How can it benefit us to understand the role of animals, and what our responsibility is to them?
Gerald E. Jones, The Gospel and Animals, Ensign, Aug. 1972, 62
“Every moving thing that liveth shall be meat for you; even as the green herb have I given you all things. … And surely, blood shall not be shed, only for meat, to save your lives; and the blood of every beast will I require at your hands.” (JST, Gen. 9:9–11.)
That animals are to be treated with kindness is indicated in the law of Moses. The Lord enjoined the Israelites to show kindness to the ox by not muzzling it when it was treading the corn during the harvest threshing. (Deut. 25:4.) Undue strain on unequally yoked animals was forbidden as well. (Deut. 22:10.) The ancient Israelites were also to avoid destroying birds’ nests while working in their fields. (Deut. 22:6–7.)
What happens to them when after they die? Ensign March 2012
That animals have a spirit has been revealed.
What are we to understand by the four beasts, spoken of in the same verse?
They are figurative expressions, used by the Revelator, John, in describing heaven, the paradise of God, the happiness of man, and of beasts, and of creeping things, and of the fowls of the air; that which is spiritual being in the likeness of that which is temporal; and that which is temporal in the likeness of that which is spiritual; the spirit of man in the likeness of his person, as also the spirit of the beast, and every other creature which God has created
Rev. 5:13 “John saw curious looking beasts in heaven; … actually there, giving glory to God. … (See .)
And that some creatures that are not humans exist in the celestial kingdom.
Further explaining John’s vision in the book of Revelation and the place of animals in the afterlife, the Prophet Joseph explained that John probably saw beings in heaven of a thousand forms that were strange beasts of which we have no conception, and that all animals might be seen in heaven. He also stated: John learned that God glorified Himself by saving all that His hands had made, whether beasts, fowls, fishes, or men. (DHC, vol. 5, p. 343.)
Says one, ‘I cannot believe in the salvation of beasts.’ Any man who would tell you this could not be, would tell you that the revelations are not true. John heard the words of the beast giving glory to God, and understood them. God who made the beasts could understand every language spoken by them. The beasts were four of the most noble animals that filled the measure of their creation, and had been saved from other worlds, because they were perfect. They were like angels in their sphere. We are not told where they came from, and I do not know; but they were seen and heard by John praising and glorifying God. (DHC, vol. 5, pp. 343-44.)
Should we preach vegetarianism? What about Hunting?

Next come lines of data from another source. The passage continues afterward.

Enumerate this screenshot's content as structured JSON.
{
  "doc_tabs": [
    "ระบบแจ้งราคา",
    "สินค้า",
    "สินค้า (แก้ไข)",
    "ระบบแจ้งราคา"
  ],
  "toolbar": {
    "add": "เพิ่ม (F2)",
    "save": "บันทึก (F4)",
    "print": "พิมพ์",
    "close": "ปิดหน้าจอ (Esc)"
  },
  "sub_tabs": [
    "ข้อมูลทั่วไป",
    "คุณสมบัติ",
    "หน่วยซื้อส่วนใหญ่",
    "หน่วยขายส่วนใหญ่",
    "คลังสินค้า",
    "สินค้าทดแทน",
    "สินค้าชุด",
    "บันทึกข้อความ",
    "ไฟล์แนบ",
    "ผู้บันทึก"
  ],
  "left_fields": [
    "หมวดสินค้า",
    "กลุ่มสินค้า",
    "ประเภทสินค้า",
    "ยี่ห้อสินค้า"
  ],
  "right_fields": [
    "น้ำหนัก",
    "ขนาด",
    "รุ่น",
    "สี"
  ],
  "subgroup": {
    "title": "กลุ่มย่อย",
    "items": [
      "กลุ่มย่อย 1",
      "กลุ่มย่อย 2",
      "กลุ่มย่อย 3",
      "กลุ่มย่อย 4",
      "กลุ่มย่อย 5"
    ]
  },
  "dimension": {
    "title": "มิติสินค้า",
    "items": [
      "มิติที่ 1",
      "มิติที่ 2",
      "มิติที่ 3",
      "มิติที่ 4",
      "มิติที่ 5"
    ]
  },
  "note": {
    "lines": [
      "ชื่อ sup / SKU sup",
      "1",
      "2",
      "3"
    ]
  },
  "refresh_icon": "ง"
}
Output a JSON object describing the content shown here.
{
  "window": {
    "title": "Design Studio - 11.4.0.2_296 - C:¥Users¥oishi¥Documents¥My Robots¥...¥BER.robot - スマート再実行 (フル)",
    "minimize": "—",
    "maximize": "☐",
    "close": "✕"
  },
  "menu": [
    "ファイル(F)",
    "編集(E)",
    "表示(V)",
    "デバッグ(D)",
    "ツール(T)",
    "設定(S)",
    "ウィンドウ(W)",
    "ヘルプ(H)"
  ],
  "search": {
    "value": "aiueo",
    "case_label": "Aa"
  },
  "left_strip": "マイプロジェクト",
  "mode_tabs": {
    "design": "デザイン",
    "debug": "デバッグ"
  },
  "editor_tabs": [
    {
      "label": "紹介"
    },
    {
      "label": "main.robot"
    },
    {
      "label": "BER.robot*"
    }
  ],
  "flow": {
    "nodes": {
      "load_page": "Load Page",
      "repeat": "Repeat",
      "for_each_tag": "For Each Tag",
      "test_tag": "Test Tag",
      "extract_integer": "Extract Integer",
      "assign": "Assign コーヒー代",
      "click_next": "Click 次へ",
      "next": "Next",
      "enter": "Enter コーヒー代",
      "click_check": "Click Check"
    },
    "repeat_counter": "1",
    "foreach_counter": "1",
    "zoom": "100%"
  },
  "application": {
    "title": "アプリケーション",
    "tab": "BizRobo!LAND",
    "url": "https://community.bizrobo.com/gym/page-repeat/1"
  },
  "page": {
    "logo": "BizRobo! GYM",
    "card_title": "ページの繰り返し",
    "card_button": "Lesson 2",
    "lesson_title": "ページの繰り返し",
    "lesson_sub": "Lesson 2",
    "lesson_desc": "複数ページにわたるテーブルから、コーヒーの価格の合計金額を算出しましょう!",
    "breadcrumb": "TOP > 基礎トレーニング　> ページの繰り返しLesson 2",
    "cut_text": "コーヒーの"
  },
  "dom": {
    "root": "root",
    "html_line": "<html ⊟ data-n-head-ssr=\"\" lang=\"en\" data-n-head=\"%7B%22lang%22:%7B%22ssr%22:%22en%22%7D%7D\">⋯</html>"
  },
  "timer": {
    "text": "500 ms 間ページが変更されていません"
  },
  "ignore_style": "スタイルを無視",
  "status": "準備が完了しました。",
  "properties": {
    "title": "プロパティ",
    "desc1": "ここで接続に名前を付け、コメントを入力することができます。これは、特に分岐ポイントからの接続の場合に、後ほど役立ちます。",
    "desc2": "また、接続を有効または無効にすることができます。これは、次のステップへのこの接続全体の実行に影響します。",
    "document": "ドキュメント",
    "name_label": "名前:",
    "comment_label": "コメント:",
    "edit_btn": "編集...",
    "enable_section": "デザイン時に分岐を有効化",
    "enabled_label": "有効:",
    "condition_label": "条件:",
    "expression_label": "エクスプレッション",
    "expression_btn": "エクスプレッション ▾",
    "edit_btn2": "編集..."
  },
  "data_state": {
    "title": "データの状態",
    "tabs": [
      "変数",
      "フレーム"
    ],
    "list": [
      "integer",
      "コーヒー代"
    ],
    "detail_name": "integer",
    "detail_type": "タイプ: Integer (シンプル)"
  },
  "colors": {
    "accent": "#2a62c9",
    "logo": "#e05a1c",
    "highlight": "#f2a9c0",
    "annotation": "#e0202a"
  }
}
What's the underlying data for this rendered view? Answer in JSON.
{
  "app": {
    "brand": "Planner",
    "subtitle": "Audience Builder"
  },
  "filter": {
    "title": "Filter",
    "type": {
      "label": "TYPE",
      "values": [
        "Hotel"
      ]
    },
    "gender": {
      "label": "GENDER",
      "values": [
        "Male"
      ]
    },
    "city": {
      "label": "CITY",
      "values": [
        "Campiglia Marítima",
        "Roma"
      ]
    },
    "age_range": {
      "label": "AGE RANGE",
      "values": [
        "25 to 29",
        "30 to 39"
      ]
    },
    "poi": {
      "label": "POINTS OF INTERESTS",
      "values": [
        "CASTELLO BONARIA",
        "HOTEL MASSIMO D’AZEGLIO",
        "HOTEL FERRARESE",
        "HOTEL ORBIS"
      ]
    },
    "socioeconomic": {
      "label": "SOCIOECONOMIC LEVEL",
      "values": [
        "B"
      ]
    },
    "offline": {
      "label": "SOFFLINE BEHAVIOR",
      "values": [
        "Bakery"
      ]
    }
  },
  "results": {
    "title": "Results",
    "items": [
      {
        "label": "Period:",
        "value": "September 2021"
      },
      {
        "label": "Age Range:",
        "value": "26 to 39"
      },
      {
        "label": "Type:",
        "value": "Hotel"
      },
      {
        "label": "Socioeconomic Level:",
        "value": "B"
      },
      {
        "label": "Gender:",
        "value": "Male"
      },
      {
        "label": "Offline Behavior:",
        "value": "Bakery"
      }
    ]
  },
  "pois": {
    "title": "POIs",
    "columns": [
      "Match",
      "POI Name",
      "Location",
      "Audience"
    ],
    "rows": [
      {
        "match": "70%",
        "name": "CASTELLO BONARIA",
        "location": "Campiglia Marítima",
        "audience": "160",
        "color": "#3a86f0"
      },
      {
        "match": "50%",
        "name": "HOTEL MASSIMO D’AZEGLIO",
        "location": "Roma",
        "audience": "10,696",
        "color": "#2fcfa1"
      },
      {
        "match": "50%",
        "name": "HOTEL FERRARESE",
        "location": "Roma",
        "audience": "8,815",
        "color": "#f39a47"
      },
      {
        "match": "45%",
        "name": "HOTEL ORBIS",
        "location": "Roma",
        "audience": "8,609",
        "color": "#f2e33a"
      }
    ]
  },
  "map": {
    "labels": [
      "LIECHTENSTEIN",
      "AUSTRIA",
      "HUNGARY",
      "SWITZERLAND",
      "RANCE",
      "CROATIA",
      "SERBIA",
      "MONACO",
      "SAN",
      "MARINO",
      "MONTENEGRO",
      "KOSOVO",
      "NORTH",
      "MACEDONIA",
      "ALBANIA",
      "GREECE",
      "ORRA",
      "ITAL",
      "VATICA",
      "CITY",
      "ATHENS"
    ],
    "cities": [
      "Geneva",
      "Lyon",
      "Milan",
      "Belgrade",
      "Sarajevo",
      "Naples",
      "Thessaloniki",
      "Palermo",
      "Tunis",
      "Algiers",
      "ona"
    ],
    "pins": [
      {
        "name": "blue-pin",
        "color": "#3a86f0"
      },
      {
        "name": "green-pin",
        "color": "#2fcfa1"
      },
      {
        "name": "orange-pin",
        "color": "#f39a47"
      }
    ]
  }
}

“And whoso forbiddeth to abstain from meats, that man should not eat the same, is not ordained of God;
“For, behold, the beasts of the field and the fowls of the air, and that which cometh of the earth, is ordained for the use of man for food and for raiment, and that he might have in abundance.
“And wo be unto man that sheddeth blood or that wasteth flesh and hath no need.” (D&C 49:18–19, 21.)President Lorenzo Snow related in his journal the change of heart he had concerning hunting shortly after his baptism: “While moving slowly forward in pursuit of something to kill, my mind was arrested with the reflection on the nature of my pursuit—that of amusing myself by giving pain and death to harmless, innocent creatures that perhaps had as much right to life and enjoyment as myself. I realized that such indulgence was without any justification, and feeling condemned, I laid my gun on my shoulder, returned home, and from that time to this have felt no inclination for that murderous amusement.”
“Kindness to the whole animal creation and especially to all domestic animals is not only a virtue that should be developed, but is the absolute duty of mankind. … It is an unrighteous thing to treat any creature cruelly. … It will be a blessed day when mankind shall accept and abide by the Christ-like sentiment expressed by one of the poets in the following words: ‘Take not away the life you cannot give, For all things have an equal right to live.’”